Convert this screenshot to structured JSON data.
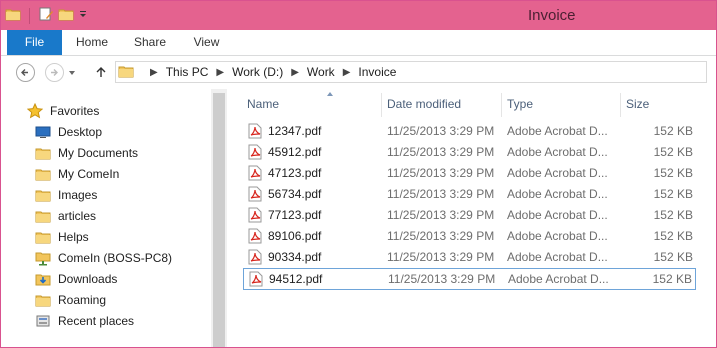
{
  "window": {
    "title": "Invoice",
    "accent_color": "#e4628f"
  },
  "quick_access": {
    "icons": [
      "folder-icon",
      "properties-icon",
      "new-folder-icon",
      "customize-dropdown-icon"
    ]
  },
  "ribbon": {
    "tabs": [
      {
        "label": "File",
        "active": true
      },
      {
        "label": "Home"
      },
      {
        "label": "Share"
      },
      {
        "label": "View"
      }
    ]
  },
  "address": {
    "crumbs": [
      "This PC",
      "Work (D:)",
      "Work",
      "Invoice"
    ]
  },
  "navigation": {
    "favorites_label": "Favorites",
    "items": [
      {
        "label": "Desktop",
        "icon": "desktop-icon"
      },
      {
        "label": "My Documents",
        "icon": "folder-icon"
      },
      {
        "label": "My ComeIn",
        "icon": "folder-icon"
      },
      {
        "label": "Images",
        "icon": "folder-icon"
      },
      {
        "label": "articles",
        "icon": "folder-icon"
      },
      {
        "label": "Helps",
        "icon": "folder-icon"
      },
      {
        "label": "ComeIn (BOSS-PC8)",
        "icon": "network-folder-icon"
      },
      {
        "label": "Downloads",
        "icon": "downloads-folder-icon"
      },
      {
        "label": "Roaming",
        "icon": "folder-icon"
      },
      {
        "label": "Recent places",
        "icon": "recent-places-icon"
      }
    ]
  },
  "file_list": {
    "columns": [
      "Name",
      "Date modified",
      "Type",
      "Size"
    ],
    "rows": [
      {
        "name": "12347.pdf",
        "date": "11/25/2013 3:29 PM",
        "type": "Adobe Acrobat D...",
        "size": "152 KB"
      },
      {
        "name": "45912.pdf",
        "date": "11/25/2013 3:29 PM",
        "type": "Adobe Acrobat D...",
        "size": "152 KB"
      },
      {
        "name": "47123.pdf",
        "date": "11/25/2013 3:29 PM",
        "type": "Adobe Acrobat D...",
        "size": "152 KB"
      },
      {
        "name": "56734.pdf",
        "date": "11/25/2013 3:29 PM",
        "type": "Adobe Acrobat D...",
        "size": "152 KB"
      },
      {
        "name": "77123.pdf",
        "date": "11/25/2013 3:29 PM",
        "type": "Adobe Acrobat D...",
        "size": "152 KB"
      },
      {
        "name": "89106.pdf",
        "date": "11/25/2013 3:29 PM",
        "type": "Adobe Acrobat D...",
        "size": "152 KB"
      },
      {
        "name": "90334.pdf",
        "date": "11/25/2013 3:29 PM",
        "type": "Adobe Acrobat D...",
        "size": "152 KB"
      },
      {
        "name": "94512.pdf",
        "date": "11/25/2013 3:29 PM",
        "type": "Adobe Acrobat D...",
        "size": "152 KB",
        "selected": true
      }
    ]
  }
}
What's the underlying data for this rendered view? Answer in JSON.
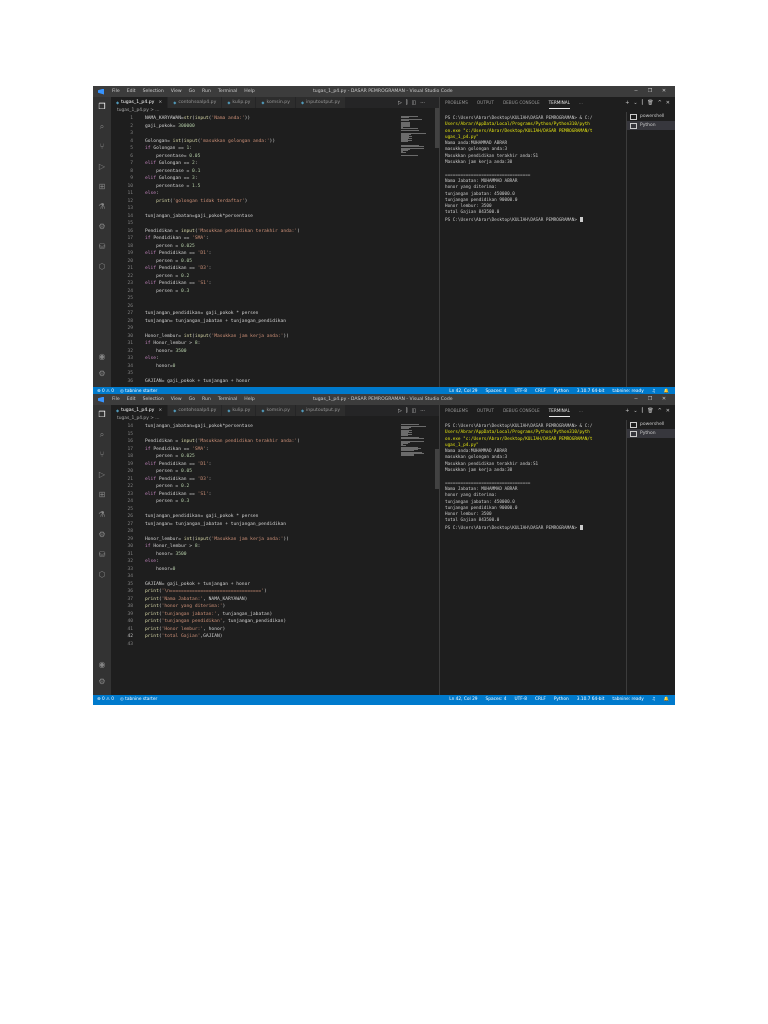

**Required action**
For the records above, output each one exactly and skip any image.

**Final answer**
Convert this screenshot to structured JSON data.
{
  "window": {
    "title": "Invoice",
    "accent_color": "#e4628f"
  },
  "quick_access": {
    "icons": [
      "folder-icon",
      "properties-icon",
      "new-folder-icon",
      "customize-dropdown-icon"
    ]
  },
  "ribbon": {
    "tabs": [
      {
        "label": "File",
        "active": true
      },
      {
        "label": "Home"
      },
      {
        "label": "Share"
      },
      {
        "label": "View"
      }
    ]
  },
  "address": {
    "crumbs": [
      "This PC",
      "Work (D:)",
      "Work",
      "Invoice"
    ]
  },
  "navigation": {
    "favorites_label": "Favorites",
    "items": [
      {
        "label": "Desktop",
        "icon": "desktop-icon"
      },
      {
        "label": "My Documents",
        "icon": "folder-icon"
      },
      {
        "label": "My ComeIn",
        "icon": "folder-icon"
      },
      {
        "label": "Images",
        "icon": "folder-icon"
      },
      {
        "label": "articles",
        "icon": "folder-icon"
      },
      {
        "label": "Helps",
        "icon": "folder-icon"
      },
      {
        "label": "ComeIn (BOSS-PC8)",
        "icon": "network-folder-icon"
      },
      {
        "label": "Downloads",
        "icon": "downloads-folder-icon"
      },
      {
        "label": "Roaming",
        "icon": "folder-icon"
      },
      {
        "label": "Recent places",
        "icon": "recent-places-icon"
      }
    ]
  },
  "file_list": {
    "columns": [
      "Name",
      "Date modified",
      "Type",
      "Size"
    ],
    "rows": [
      {
        "name": "12347.pdf",
        "date": "11/25/2013 3:29 PM",
        "type": "Adobe Acrobat D...",
        "size": "152 KB"
      },
      {
        "name": "45912.pdf",
        "date": "11/25/2013 3:29 PM",
        "type": "Adobe Acrobat D...",
        "size": "152 KB"
      },
      {
        "name": "47123.pdf",
        "date": "11/25/2013 3:29 PM",
        "type": "Adobe Acrobat D...",
        "size": "152 KB"
      },
      {
        "name": "56734.pdf",
        "date": "11/25/2013 3:29 PM",
        "type": "Adobe Acrobat D...",
        "size": "152 KB"
      },
      {
        "name": "77123.pdf",
        "date": "11/25/2013 3:29 PM",
        "type": "Adobe Acrobat D...",
        "size": "152 KB"
      },
      {
        "name": "89106.pdf",
        "date": "11/25/2013 3:29 PM",
        "type": "Adobe Acrobat D...",
        "size": "152 KB"
      },
      {
        "name": "90334.pdf",
        "date": "11/25/2013 3:29 PM",
        "type": "Adobe Acrobat D...",
        "size": "152 KB"
      },
      {
        "name": "94512.pdf",
        "date": "11/25/2013 3:29 PM",
        "type": "Adobe Acrobat D...",
        "size": "152 KB",
        "selected": true
      }
    ]
  }
}
What's the underlying data for this rendered view? Answer in JSON.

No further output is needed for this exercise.